• PROBLEM
In the records below, which lines include "active"? Copy them.

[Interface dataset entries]
- - - -
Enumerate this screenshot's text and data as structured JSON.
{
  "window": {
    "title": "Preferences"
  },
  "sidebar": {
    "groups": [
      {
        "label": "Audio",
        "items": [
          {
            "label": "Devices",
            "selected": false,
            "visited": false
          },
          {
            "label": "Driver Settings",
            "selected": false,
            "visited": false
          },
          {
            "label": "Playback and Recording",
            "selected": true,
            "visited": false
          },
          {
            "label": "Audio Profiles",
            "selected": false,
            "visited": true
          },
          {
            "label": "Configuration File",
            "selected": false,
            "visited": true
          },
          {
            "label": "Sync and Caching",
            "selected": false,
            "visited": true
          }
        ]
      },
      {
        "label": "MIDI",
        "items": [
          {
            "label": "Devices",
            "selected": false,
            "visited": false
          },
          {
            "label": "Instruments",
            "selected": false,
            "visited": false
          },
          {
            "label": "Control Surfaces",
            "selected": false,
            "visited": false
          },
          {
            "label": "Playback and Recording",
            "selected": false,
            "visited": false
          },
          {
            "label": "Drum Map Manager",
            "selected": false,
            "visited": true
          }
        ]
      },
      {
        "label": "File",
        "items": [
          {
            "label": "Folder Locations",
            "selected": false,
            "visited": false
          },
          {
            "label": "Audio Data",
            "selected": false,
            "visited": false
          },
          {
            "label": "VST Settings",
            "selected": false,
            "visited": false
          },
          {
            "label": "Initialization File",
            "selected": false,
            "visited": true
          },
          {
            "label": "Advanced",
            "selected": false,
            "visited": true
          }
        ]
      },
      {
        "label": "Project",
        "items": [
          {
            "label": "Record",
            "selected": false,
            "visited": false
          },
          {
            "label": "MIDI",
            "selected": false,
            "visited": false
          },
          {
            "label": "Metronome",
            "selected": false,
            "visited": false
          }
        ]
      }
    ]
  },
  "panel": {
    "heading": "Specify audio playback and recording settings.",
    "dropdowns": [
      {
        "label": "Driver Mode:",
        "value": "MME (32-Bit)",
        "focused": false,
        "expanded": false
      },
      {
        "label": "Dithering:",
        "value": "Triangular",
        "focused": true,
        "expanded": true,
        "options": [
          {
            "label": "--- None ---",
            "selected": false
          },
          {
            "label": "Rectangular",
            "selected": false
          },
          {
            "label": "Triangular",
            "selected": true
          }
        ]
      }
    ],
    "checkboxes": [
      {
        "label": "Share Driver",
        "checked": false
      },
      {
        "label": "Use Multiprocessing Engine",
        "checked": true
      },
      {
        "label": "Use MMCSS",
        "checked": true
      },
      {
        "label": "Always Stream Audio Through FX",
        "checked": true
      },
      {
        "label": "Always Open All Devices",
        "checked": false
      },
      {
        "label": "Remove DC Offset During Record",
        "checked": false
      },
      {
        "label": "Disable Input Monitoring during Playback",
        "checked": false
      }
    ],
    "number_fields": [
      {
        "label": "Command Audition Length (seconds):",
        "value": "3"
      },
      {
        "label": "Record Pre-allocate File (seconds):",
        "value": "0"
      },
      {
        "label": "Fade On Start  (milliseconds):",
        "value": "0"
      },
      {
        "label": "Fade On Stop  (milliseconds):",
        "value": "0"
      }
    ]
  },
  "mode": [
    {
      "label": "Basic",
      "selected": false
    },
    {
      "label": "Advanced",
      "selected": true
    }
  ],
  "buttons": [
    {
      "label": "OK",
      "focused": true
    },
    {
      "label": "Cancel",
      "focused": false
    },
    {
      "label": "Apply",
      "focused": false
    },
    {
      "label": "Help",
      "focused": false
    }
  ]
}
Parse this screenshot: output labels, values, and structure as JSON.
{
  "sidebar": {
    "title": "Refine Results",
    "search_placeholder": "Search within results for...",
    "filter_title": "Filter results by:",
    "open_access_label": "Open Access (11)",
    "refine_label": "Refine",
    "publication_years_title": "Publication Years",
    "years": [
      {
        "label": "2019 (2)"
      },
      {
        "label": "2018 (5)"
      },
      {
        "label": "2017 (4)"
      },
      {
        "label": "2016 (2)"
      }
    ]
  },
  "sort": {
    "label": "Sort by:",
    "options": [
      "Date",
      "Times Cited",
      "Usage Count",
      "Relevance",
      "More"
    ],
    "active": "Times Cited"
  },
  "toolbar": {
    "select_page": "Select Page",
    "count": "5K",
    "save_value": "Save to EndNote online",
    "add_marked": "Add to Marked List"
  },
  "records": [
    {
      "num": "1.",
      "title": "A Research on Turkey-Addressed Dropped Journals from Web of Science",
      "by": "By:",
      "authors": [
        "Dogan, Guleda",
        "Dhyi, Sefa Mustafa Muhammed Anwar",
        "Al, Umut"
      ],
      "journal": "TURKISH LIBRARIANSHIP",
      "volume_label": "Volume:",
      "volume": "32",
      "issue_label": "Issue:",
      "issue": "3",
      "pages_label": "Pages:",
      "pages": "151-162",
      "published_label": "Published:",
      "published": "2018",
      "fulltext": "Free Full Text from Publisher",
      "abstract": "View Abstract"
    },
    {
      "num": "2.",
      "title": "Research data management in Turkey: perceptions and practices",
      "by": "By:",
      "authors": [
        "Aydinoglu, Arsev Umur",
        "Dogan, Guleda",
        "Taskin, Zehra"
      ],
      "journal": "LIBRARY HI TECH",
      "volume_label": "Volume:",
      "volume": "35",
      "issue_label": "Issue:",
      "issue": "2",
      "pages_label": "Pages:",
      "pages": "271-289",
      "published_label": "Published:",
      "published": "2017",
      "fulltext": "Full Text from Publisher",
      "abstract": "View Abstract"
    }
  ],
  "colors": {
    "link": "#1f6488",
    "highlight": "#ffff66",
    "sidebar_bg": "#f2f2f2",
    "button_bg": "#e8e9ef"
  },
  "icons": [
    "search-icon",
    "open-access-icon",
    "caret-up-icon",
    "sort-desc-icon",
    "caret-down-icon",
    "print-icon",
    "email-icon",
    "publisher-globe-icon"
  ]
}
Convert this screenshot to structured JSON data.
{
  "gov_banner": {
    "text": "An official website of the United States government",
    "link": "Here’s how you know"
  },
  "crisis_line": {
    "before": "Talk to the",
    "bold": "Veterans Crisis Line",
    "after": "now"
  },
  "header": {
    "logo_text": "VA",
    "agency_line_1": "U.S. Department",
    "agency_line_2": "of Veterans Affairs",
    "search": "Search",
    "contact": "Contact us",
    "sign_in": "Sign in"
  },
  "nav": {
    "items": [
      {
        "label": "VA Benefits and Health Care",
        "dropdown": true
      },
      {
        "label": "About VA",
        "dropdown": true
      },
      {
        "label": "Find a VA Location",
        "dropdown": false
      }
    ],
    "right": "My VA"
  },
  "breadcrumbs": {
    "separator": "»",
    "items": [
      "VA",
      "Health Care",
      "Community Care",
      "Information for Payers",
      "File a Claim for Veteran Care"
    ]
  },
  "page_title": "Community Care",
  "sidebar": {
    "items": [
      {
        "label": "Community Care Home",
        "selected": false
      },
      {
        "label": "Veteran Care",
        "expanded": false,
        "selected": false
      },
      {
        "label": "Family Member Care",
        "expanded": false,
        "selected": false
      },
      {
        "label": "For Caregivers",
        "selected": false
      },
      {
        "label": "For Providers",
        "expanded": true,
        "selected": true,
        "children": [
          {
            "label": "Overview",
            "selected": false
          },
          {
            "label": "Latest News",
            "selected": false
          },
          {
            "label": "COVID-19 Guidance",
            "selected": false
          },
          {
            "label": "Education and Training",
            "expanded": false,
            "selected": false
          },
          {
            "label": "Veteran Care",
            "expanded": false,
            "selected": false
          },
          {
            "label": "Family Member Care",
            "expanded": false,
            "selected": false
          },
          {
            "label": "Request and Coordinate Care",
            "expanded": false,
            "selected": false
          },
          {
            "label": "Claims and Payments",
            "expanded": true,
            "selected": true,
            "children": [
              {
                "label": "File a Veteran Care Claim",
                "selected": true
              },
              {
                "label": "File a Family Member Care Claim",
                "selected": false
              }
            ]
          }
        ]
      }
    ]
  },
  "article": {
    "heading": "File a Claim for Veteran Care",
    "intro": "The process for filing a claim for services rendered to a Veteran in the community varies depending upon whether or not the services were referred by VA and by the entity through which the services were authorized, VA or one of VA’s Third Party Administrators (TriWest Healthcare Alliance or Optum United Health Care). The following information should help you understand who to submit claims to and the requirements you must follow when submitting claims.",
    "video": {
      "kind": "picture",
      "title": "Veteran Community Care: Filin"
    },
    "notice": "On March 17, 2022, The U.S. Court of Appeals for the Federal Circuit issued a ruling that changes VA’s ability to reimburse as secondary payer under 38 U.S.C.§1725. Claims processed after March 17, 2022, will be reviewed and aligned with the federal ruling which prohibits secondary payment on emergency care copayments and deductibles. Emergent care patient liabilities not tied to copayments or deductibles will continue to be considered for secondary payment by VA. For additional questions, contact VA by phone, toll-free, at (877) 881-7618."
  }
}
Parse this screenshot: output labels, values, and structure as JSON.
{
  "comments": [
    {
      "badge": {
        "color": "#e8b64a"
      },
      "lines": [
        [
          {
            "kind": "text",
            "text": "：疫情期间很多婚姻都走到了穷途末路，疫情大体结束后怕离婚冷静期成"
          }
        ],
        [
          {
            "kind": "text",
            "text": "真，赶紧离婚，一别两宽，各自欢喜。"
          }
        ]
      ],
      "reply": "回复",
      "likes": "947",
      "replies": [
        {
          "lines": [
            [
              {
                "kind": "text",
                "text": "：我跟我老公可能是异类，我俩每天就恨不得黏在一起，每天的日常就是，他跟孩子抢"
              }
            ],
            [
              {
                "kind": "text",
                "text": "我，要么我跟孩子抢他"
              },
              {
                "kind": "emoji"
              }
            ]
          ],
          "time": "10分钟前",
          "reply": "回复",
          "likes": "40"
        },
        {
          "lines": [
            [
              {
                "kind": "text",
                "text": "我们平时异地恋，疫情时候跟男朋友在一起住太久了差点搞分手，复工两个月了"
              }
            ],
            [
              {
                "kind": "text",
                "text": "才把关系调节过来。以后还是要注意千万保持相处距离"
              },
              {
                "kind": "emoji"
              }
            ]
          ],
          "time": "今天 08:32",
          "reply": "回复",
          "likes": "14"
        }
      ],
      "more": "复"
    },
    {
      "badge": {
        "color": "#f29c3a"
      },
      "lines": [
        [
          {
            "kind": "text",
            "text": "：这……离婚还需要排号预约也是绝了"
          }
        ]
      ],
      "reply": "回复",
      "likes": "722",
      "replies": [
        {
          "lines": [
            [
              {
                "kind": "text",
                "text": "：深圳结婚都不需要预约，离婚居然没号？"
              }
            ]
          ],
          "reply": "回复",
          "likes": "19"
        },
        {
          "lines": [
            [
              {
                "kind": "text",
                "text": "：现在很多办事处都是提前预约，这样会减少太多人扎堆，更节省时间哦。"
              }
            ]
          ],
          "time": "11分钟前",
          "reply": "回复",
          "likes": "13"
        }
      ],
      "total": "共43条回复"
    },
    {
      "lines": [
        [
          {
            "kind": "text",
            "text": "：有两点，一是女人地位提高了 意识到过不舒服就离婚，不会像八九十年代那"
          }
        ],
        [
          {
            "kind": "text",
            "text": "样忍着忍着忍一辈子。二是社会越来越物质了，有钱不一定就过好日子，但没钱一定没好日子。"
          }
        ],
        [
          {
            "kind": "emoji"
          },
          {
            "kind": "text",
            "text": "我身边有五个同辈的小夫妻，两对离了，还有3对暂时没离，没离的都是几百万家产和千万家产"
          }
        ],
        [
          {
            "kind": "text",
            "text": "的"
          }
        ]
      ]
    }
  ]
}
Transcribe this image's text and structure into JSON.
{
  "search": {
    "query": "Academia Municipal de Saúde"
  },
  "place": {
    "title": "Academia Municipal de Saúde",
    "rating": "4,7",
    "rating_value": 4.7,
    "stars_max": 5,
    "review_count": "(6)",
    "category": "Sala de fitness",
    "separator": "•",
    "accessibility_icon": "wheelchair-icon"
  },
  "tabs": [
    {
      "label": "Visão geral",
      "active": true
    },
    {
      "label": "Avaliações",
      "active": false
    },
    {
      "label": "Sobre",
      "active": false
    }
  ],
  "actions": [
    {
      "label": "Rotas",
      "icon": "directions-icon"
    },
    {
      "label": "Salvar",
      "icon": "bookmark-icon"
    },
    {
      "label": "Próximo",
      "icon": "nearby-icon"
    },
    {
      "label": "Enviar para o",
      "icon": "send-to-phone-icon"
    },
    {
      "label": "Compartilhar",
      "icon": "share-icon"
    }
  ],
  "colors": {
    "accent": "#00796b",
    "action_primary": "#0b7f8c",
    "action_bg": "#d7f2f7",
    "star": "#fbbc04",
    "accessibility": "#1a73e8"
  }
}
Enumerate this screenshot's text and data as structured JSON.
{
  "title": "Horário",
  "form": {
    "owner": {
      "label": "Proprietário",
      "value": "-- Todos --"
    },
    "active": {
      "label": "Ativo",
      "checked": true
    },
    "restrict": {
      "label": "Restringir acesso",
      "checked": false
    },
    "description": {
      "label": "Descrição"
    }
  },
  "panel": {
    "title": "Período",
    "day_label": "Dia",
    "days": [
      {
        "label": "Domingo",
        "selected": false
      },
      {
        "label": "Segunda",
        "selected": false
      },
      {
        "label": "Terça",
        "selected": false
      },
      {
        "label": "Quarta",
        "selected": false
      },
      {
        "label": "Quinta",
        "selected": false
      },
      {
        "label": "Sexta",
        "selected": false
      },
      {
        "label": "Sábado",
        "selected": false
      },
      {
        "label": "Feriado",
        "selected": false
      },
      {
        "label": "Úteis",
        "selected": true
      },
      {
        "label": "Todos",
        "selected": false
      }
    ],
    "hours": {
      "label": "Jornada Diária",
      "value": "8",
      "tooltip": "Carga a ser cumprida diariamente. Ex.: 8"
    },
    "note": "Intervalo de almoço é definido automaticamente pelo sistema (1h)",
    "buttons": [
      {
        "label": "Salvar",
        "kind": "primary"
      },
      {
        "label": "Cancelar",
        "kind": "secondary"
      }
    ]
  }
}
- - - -
• RESULT BELOW
    "active": "Times Cited"
      "active": true
      "active": false
      "active": false
    "active": {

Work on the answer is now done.